In this DVD workshop, David N. Kitler demonstrates his methods for working effectively and creatively with acrylics.
You will learn how David works with materials, textures, colors, and much more from David's commentary throughout his demonstration.
David N. Kitler guides you through the technical challenges of acrylics so you can focus on your art. Using inexpensive brushes and only a handful of colors, David leads a half-dozen demos on materials, transparency, textures, mixing, and more. You'll master the essential supplies from boards to palettes to pigments. You'll learn to mix any hue using three primaries and how to pick the right white paint for the task at hand. David helps you create smooth gradations, mottled backgrounds, and delicate edges, all using basic tools. You'll explore opaque painting and transparent layering before David combines the two in his squirrel demo.
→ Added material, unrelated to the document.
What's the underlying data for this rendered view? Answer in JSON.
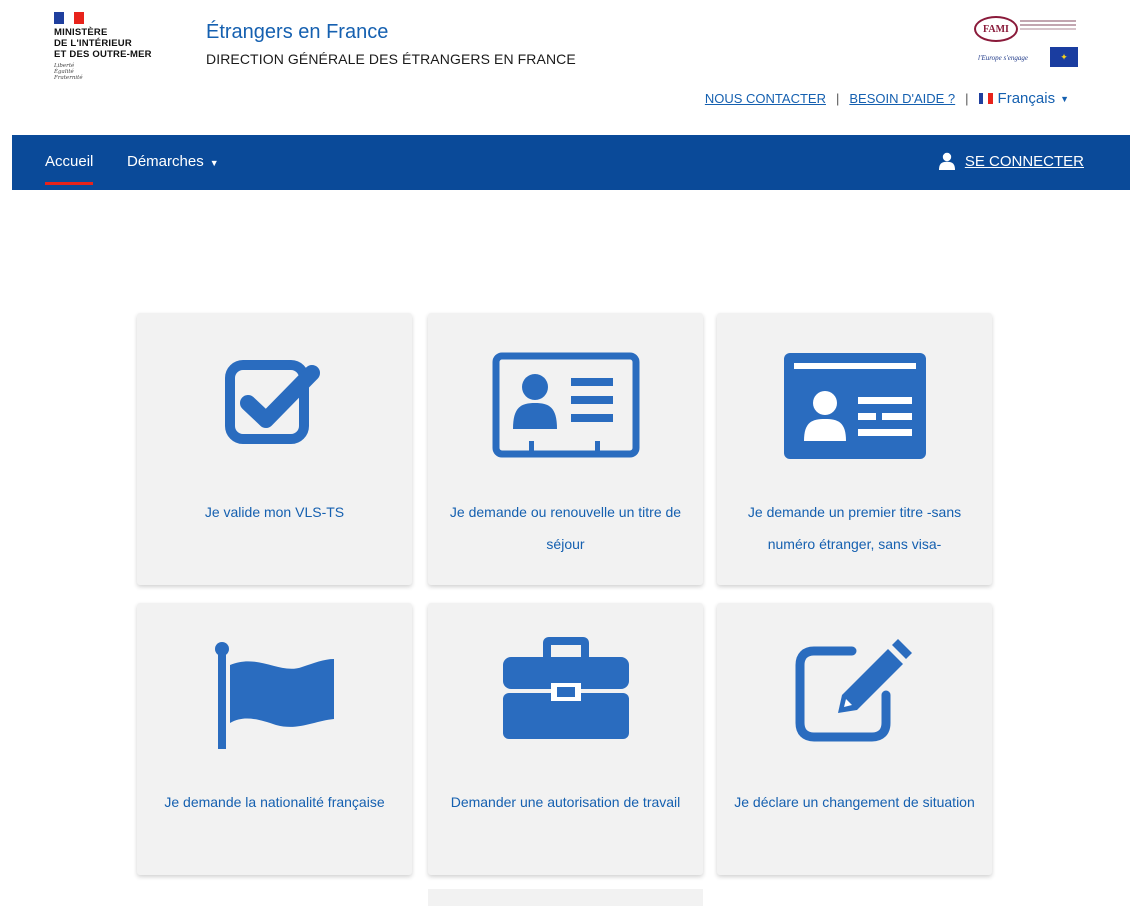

He shares secrets for creating lifelike textures and helps you get the most from your reference photo.
I loved how everything was explained about paint, colors.
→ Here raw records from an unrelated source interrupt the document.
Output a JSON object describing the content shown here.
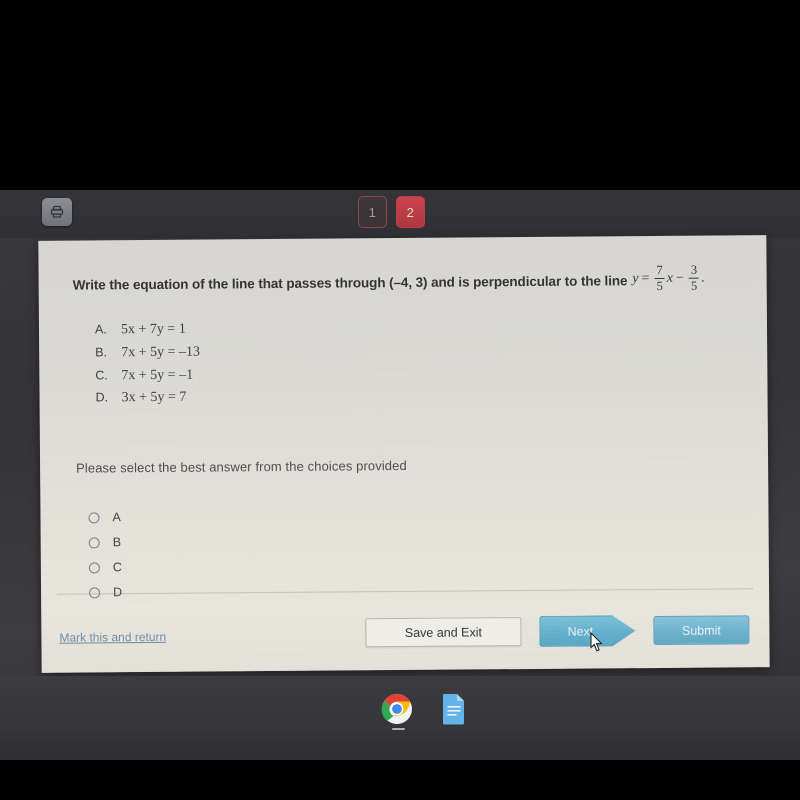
{
  "app": {
    "tabbar": {
      "print_icon": "printer-icon",
      "tabs": [
        {
          "label": "1",
          "state": "inactive"
        },
        {
          "label": "2",
          "state": "active"
        }
      ],
      "next_arrow_icon": "chevron-right-icon"
    }
  },
  "question": {
    "stem_before_math": "Write the equation of the line that passes through (–4, 3) and is perpendicular to the line",
    "math": {
      "lhs": "y",
      "equals": "=",
      "term1_numerator": "7",
      "term1_denominator": "5",
      "variable": "x",
      "operator": "−",
      "term2_numerator": "3",
      "term2_denominator": "5",
      "period": "."
    },
    "choices": [
      {
        "letter": "A.",
        "equation": "5x + 7y = 1"
      },
      {
        "letter": "B.",
        "equation": "7x + 5y = –13"
      },
      {
        "letter": "C.",
        "equation": "7x + 5y = –1"
      },
      {
        "letter": "D.",
        "equation": "3x + 5y = 7"
      }
    ],
    "instruction": "Please select the best answer from the choices provided",
    "options": [
      {
        "label": "A",
        "selected": false
      },
      {
        "label": "B",
        "selected": false
      },
      {
        "label": "C",
        "selected": false
      },
      {
        "label": "D",
        "selected": false
      }
    ]
  },
  "footer": {
    "save_and_exit_label": "Save and Exit",
    "next_label": "Next",
    "submit_label": "Submit",
    "mark_link_label": "Mark this and return"
  },
  "taskbar": {
    "items": [
      {
        "name": "chrome-icon"
      },
      {
        "name": "google-docs-icon"
      }
    ]
  },
  "colors": {
    "tab_active": "#c8444c",
    "button_blue": "#62b0cd",
    "link_blue": "#6d8fa8",
    "panel_bg": "#e0ded7"
  }
}
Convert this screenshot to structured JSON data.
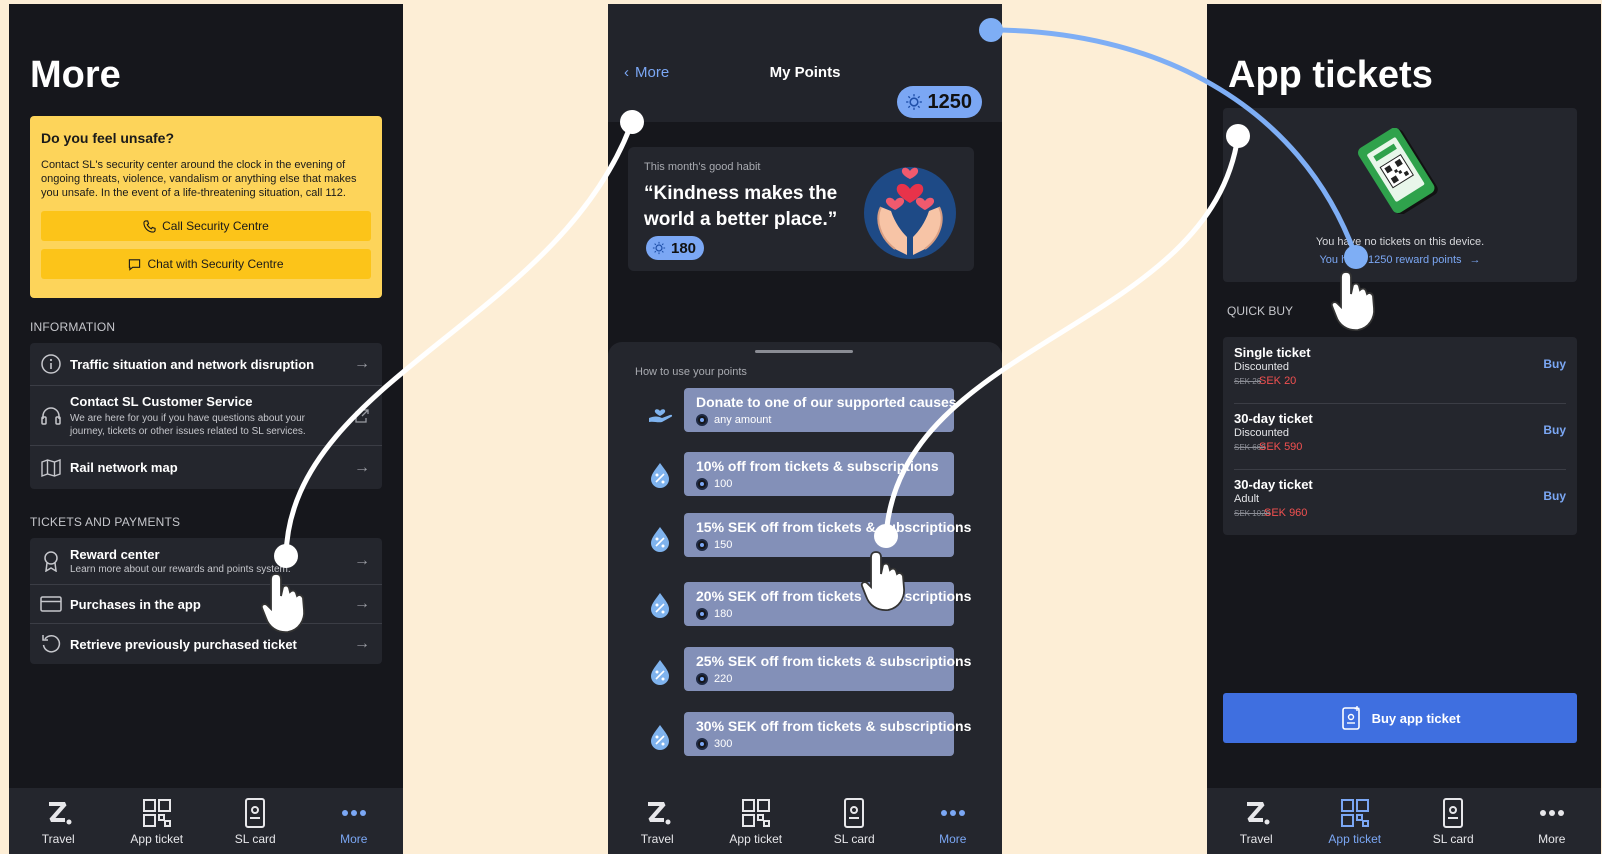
{
  "tabs": [
    {
      "label": "Travel",
      "icon": "travel-icon"
    },
    {
      "label": "App ticket",
      "icon": "app-ticket-icon"
    },
    {
      "label": "SL card",
      "icon": "sl-card-icon"
    },
    {
      "label": "More",
      "icon": "more-dots-icon"
    }
  ],
  "screen1": {
    "title": "More",
    "alert": {
      "title": "Do you feel unsafe?",
      "body": "Contact SL's security center around the clock in the evening of ongoing threats, violence, vandalism or anything else that makes you unsafe. In the event of a life-threatening situation, call 112.",
      "call_label": "Call Security Centre",
      "chat_label": "Chat with Security Centre"
    },
    "information_label": "INFORMATION",
    "information": [
      {
        "title": "Traffic situation and network disruption"
      },
      {
        "title": "Contact SL Customer Service",
        "subtitle": "We are here for you if you have questions about your journey, tickets or other issues related to SL services."
      },
      {
        "title": "Rail network map"
      }
    ],
    "tickets_label": "TICKETS AND PAYMENTS",
    "tickets": [
      {
        "title": "Reward center",
        "subtitle": "Learn more about our rewards and points system."
      },
      {
        "title": "Purchases in the app"
      },
      {
        "title": "Retrieve previously purchased ticket"
      }
    ]
  },
  "screen2": {
    "back_label": "More",
    "title": "My Points",
    "points": "1250",
    "habit_label": "This month's good habit",
    "habit_quote": "“Kindness makes the world a better place.”",
    "habit_points": "180",
    "sheet_label": "How to use your points",
    "options": [
      {
        "title": "Donate to one of our supported causes",
        "cost": "any amount",
        "icon": "donate-hand-icon"
      },
      {
        "title": "10% off from tickets & subscriptions",
        "cost": "100",
        "icon": "drop-percent-icon"
      },
      {
        "title": "15% SEK off from tickets & subscriptions",
        "cost": "150",
        "icon": "drop-percent-icon"
      },
      {
        "title": "20% SEK off from tickets & subscriptions",
        "cost": "180",
        "icon": "drop-percent-icon"
      },
      {
        "title": "25% SEK off from tickets & subscriptions",
        "cost": "220",
        "icon": "drop-percent-icon"
      },
      {
        "title": "30% SEK off from tickets & subscriptions",
        "cost": "300",
        "icon": "drop-percent-icon"
      }
    ]
  },
  "screen3": {
    "title": "App tickets",
    "empty_text": "You have no tickets on this device.",
    "reward_link": "You have 1250 reward points",
    "quick_buy_label": "QUICK BUY",
    "tickets": [
      {
        "name": "Single ticket",
        "type": "Discounted",
        "old": "SEK 26",
        "price": "SEK 20",
        "buy": "Buy"
      },
      {
        "name": "30-day ticket",
        "type": "Discounted",
        "old": "SEK 660",
        "price": "SEK 590",
        "buy": "Buy"
      },
      {
        "name": "30-day ticket",
        "type": "Adult",
        "old": "SEK 1020",
        "price": "SEK 960",
        "buy": "Buy"
      }
    ],
    "buy_button": "Buy app ticket"
  },
  "colors": {
    "accent": "#7ba7f4",
    "alert": "#fdd45a",
    "primary_button": "#3f6fe0",
    "price": "#f15050",
    "background": "#fdeed6"
  }
}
I was totally blown away by the results. - Linda 10/22/2014 -
AUDIO INTERVIEW: Listen to an audio interview with David Kitler. The video is overlayed with images from our filming sessions with David, his notebooks and a gallery of his artwork.
BONUS CLIP: Diluting, Brushes, Travel Palette
In these bonus clips from his DVD workshop, Reliable Results in Acrylics, wildlife painter David N. Kitler explains how to get the most out of your art supplies. You learn to dilute and mix your acrylic mediums, rescue brushes caked with dried paint, and build a compact travel palette for painting in remote locations.
Read an article featuring David Kitler from Wildlife Art Magazine
About Artist David Kitler(from his website)
Born in Toronto, Ontario, Canada, David's appreciation of nature began in his youth, as he explored the Canadian outdoors.Once he realized that the whole world was only a plane trip away, David embarked on longer reference gathering trips to places such as Kenya, Tanzania, Nepal, India, Brazil, Panama, and Costa Rica, as well as through most of the U.S.A. and Alaska.In the meantime, David taught himself to draw and paint, experimenting with a variety of media and techniques.
Because of his love of wildlife, David had initially geared his education towards becoming a veterinarian, believing that art could only be treated as a hobby.Still, while growing up, David received support and encouragement from his mother, who sometimes allowed him to stay up late on school nights so he could finish a drawing.David still vividly remembers one of the last things his mother ever said to him: "Don't let anyone ever tell you that you are not an artist."Unfortunately soon after, at the age of 17, David lost that source of support in a tragic manner, when David's mother was killed by his father.This terrible event impacted David's life, and that of his four younger siblings, in immeasurable ways.Introduced abruptly into the adult world, David had to find ways to support himself and secure his future, so he gave up his dream of attending university, and started work at a local factory.
Soon, however, David's sketches and paintings, which he continued to work on whenever he had a free moment, began to garner attention, opening a door to a world he had not known existed.It was then that he decided to pursue a degree in art, hoping this would further demonstrate his professional commitment and enhance his credibility.Fending for himself, David overcame incredible odds and eventually graduated with honours from the Ontario College of Art.
David's paintings have quickly gained recognition, and are part of corporate and private collections the world over.David is a member of the prestigious Society of Animal Artists and the Artists for Conservation Foundation (formerly Worldwide Nature Artists Group), and has been invited to exhibit in some of North America's major art shows, where he has received a number of Best of Show and Excellence awards.
In 1993 David relocated his studio to Calgary, Alberta.Besides painting, David spends time with his wife, on research trips, and with the many students in his art classes and workshops, with whom he enjoys sharing his passions for nature and art.Furthermore, he has had the opportunity to spend time in the field with some of the world's top wildlife artists, including Robert Bateman and Carl Brenders.A strong supporter of conservation projects and of his community, David continues to donate works in support of fund-raising activities by numerous organizations.